Published by BeattheBlockade, Wednesday July 18 2012
After almost two years of fighting an unlawful banking blockade by US financial giants VISA and MasterCard, WikiLeaks has announced it is back open for donations.
After WikiLeaks’ publications revealing US war crimes and statecraft in 2010, US financial institutions erected a banking blockade against WikiLeaks wholly outside of any judicial or administrative process. The blockade came during a time of substantial economic growth for WikiLeaks but blocked more than 95% of donations, costing the organization in excess of USD 20 million.
The Wau Holland Transparency Reports for WikiLeaks’ finances, released today, illustrate the financial consequences of 18 consecutive months of economic censorship. For the year 2011, the blockade resulted in WikiLeaks’ income falling to just 21% of its operating costs.
WikiLeaks has been forced to run on its cash reserves at the Wau Holland Foundation, which have diminished from EUR 800,000 at the end of December 2010, to less than EUR 100,000 at the end of June 2012. As the graph shows, WikiLeaks’ reserve funds will expire at the current austere rate of expenditure within a few months. In order to effectively continue its mission, WikiLeaks must raise a minimum of EUR 1 million immediately.
Against this background, WikiLeaks is launching a new payment gateway, designed to work around the blockade.
The French credit card system, Carte Bleue, is coupled with the VISA/MasterCard system globally. VISA and MasterCard are contractually barred from directly cutting off merchants through the Carte Bleue system.
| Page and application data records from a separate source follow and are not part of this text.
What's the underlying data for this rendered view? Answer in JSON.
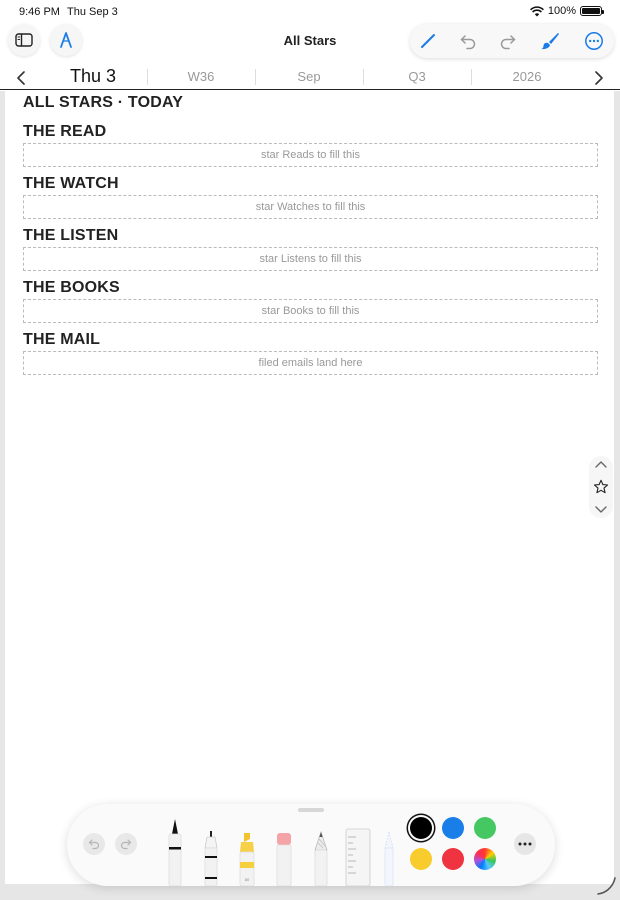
{
  "status_bar": {
    "time": "9:46 PM",
    "date": "Thu Sep 3",
    "battery": "100%"
  },
  "toolbar": {
    "title": "All Stars"
  },
  "date_nav": {
    "day": "Thu 3",
    "week": "W36",
    "month": "Sep",
    "quarter": "Q3",
    "year": "2026"
  },
  "page": {
    "heading": "ALL STARS · TODAY",
    "sections": [
      {
        "title": "THE READ",
        "placeholder": "star Reads to fill this"
      },
      {
        "title": "THE WATCH",
        "placeholder": "star Watches to fill this"
      },
      {
        "title": "THE LISTEN",
        "placeholder": "star Listens to fill this"
      },
      {
        "title": "THE BOOKS",
        "placeholder": "star Books to fill this"
      },
      {
        "title": "THE MAIL",
        "placeholder": "filed emails land here"
      }
    ]
  },
  "colors": {
    "accent": "#1a7ce6",
    "swatches": [
      "#000000",
      "#1a7ee8",
      "#45c861",
      "#f7cc2c",
      "#ef3340",
      "rainbow"
    ]
  },
  "icons": {
    "sidebar": "sidebar-icon",
    "markup": "markup-icon",
    "pen": "pen-icon",
    "undo": "undo-icon",
    "redo": "redo-icon",
    "brush": "brush-icon",
    "more": "more-icon",
    "star": "star-icon"
  }
}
The French non-profit FDNN (Fund for the Defense of Net Neutrality- Fonds de Défense de la Net Neutralité) has set up a Carte Bleue fund for WikiLeaks.
WikiLeaks advises all global supporters to make use of this avenue immediately before VISA/MasterCard attempts to shut it down.
However, WikiLeaks and FDNN are ready for the fight. Julian Assange, WikiLeaks’ founder said: “We beat them in Iceland and, by God, we’ll beat them in France as well. Let them shut it down. Let them demonstrate to the world once again their corrupt pandering to Washington. We’re waiting. Our lawyers are waiting. The whole world is waiting. Do it.”
WikiLeaks is pursuing several actions against the blockade.
Last week, WikiLeaks won a landmark lawsuit against VISA Iceland (Valitor). In July 2011 WikiLeaks opened a path through the blockade, when VISA-Valitor agreed to process payments to WikiLeaks through the Icelandic payment gateway, Datacell. Soon afterwards, VISA-Valitor blocked donations and ended its relationship with Datacell, in violation of its contractual obligations. Delivering its judgment last week, the Icelandic court in Reykjavik ruled that the donation gateway should be reopened by 26 July 2012, otherwise VISA-Valitor will be penalized with a fine of ISK 800,000 daily.
A European Commission preliminary investigation into the blockade was started in July 2011. A Commission decision on whether to pursue the financial services companies involved in the blockade is expected before the end of August.
The UN Special Rapporteur on the Promotion and Protection of the Right to Freedom of Opinion and Expression Frank William La Rue, the European Parliament, the New York Times Editorial, and many rights groups have condemned the blockade.
Australian Greens Senator Scott Ludlam last week called on the Australian government to take domestic actions against the banking blockade.